  • the validate() method should be called by the framework and not by the operation (this is enforced for operations, can we enforce this for handlers as well?)

Questions Asked (and answered in our spec, see main page)

  • can we join various targets (operations, handlers) into groups with the same authorization requirements thereby saving space?
  • does a database-approach make sense (=changing authorization config)?
  • where is it most intuitive for developers to define authorization requirements?
  • should we cache assigned roles in the session so that we don't have to query them on all requests? how would we make sure that changes in roles will be reflected in the session?
  • do we want/need central auditing/logging of user actions?
  • how do we handle security for components that are shared between applications if the policies differ? (app-specific base classes or declarative approach)
  • how do we combine several rules? (deny overrides)

Implementation options I'm aware of

declarative security with annotations & AOP

  • pro: intuitive declaration at the class/method level, easy to read for developers
  • pro: very flexible
  • pro: we can encapsulate arbitrary complex validation checks in annotation classes
  • contra: performance overhead
  • contra: AOP is not a very common concept in the PHP world and may be difficult to explain to community developers
  • contra: relatively high initial development cost
  • contra: I don't know any annotations implementation that is compliant with PHP4
  • contra: difficult to debug

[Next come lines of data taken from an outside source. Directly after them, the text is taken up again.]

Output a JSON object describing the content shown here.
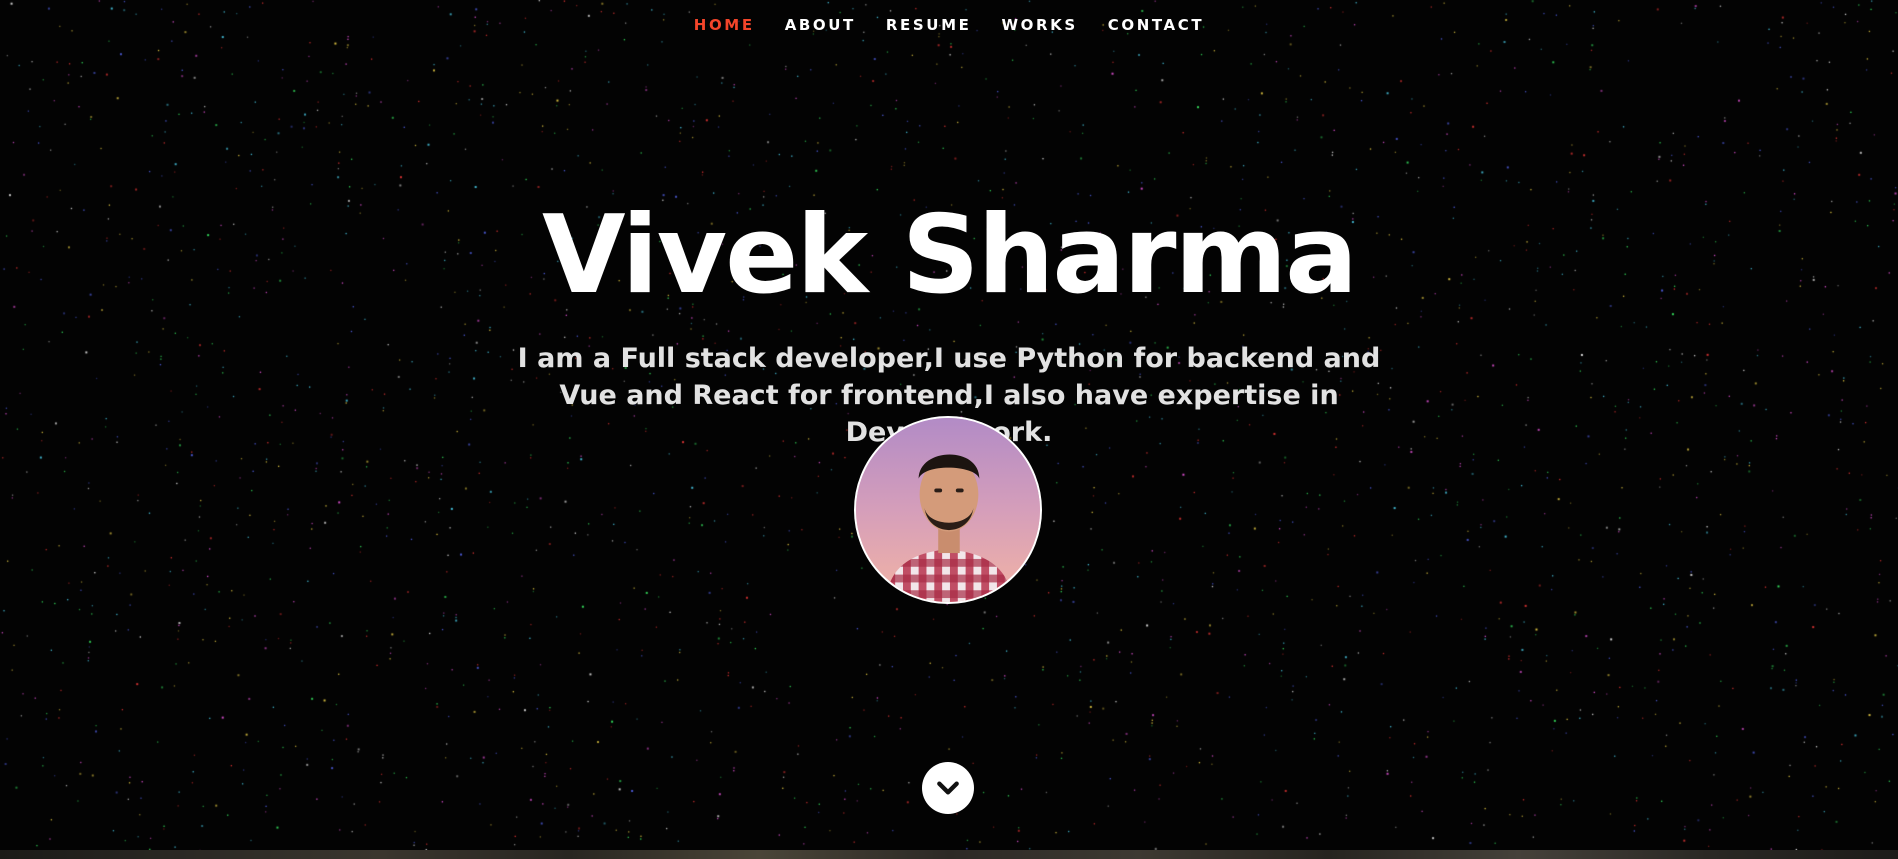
{
  "nav": {
    "items": [
      {
        "label": "HOME",
        "active": true
      },
      {
        "label": "ABOUT",
        "active": false
      },
      {
        "label": "RESUME",
        "active": false
      },
      {
        "label": "WORKS",
        "active": false
      },
      {
        "label": "CONTACT",
        "active": false
      }
    ]
  },
  "hero": {
    "name": "Vivek Sharma",
    "tagline": "I am a Full stack developer,I use Python for backend and Vue and React for frontend,I also have expertise in Devops work.",
    "avatar_icon": "profile-photo",
    "scroll_icon": "chevron-down-icon"
  },
  "colors": {
    "background": "#030303",
    "nav_active": "#f4452a",
    "text": "#ffffff",
    "tagline": "#e2e2e2"
  }
}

declarative security with nomenclature convention & AOP

  • pro: no explicit declaration or configuration necessary, less code
  • pro: all security code is in one location and can be centrally managed
  • contra: not very flexible, rigid nomenclature
  • contra: not obvious, AOP adds "magic" in the background
  • contra: difficult to debug
  • contra: difficult to configure
  • contra: performance overhead

ACL approach, ACL rules in the database

  • pro: highly configurable, even by the end-user
  • pro: all security code is in one location and can be centrally managed
  • contra: performance overhead
  • contra: configuration overhead
  • contra: security rules are not obvious when looking at the code

Imperative/programmatic vs. declarative security

The declarative approach allows security definitions to be decoupled from the application

  • pro: security can be defined by the user without changing the code
  • contra: declarative security adds a level of abstraction and tends to be non-intuitive from a developer pov because security attributes are not visible in the code
  • contra: declarative security usually has a performance impact as it introduces a level of indirection to code execution (e.g. through method call or object instantiation interception)

The programmatic approach makes sense if it is improbable that users want to modify the standard security policy

  • a declarative approach is required if components should be re-used across different security contexts (e.g. different applications, different pages, etc.)

Implementation components

  • decision request
  • rules grouped into policies: a target (subject, action, resource, environment attributes), an effect, optional: additional condition, obligations and advice
  • attributes of the environment, subject, action and resource (attributes can be multi-valued or based on the content of the resource)
  • policy source
  • actions to be performed before/after a policy decision
  • policy administration point (pap)
  • policy decision point (pdp) - renders authorization decisions based on policy
  • policy enforcement point (pep) - makes decision requests and enforces authorization decisions
  • policy information point (pip) - source of attribute values
  • attribute: has a name and type
  • which rule-combining algorithm do we choose?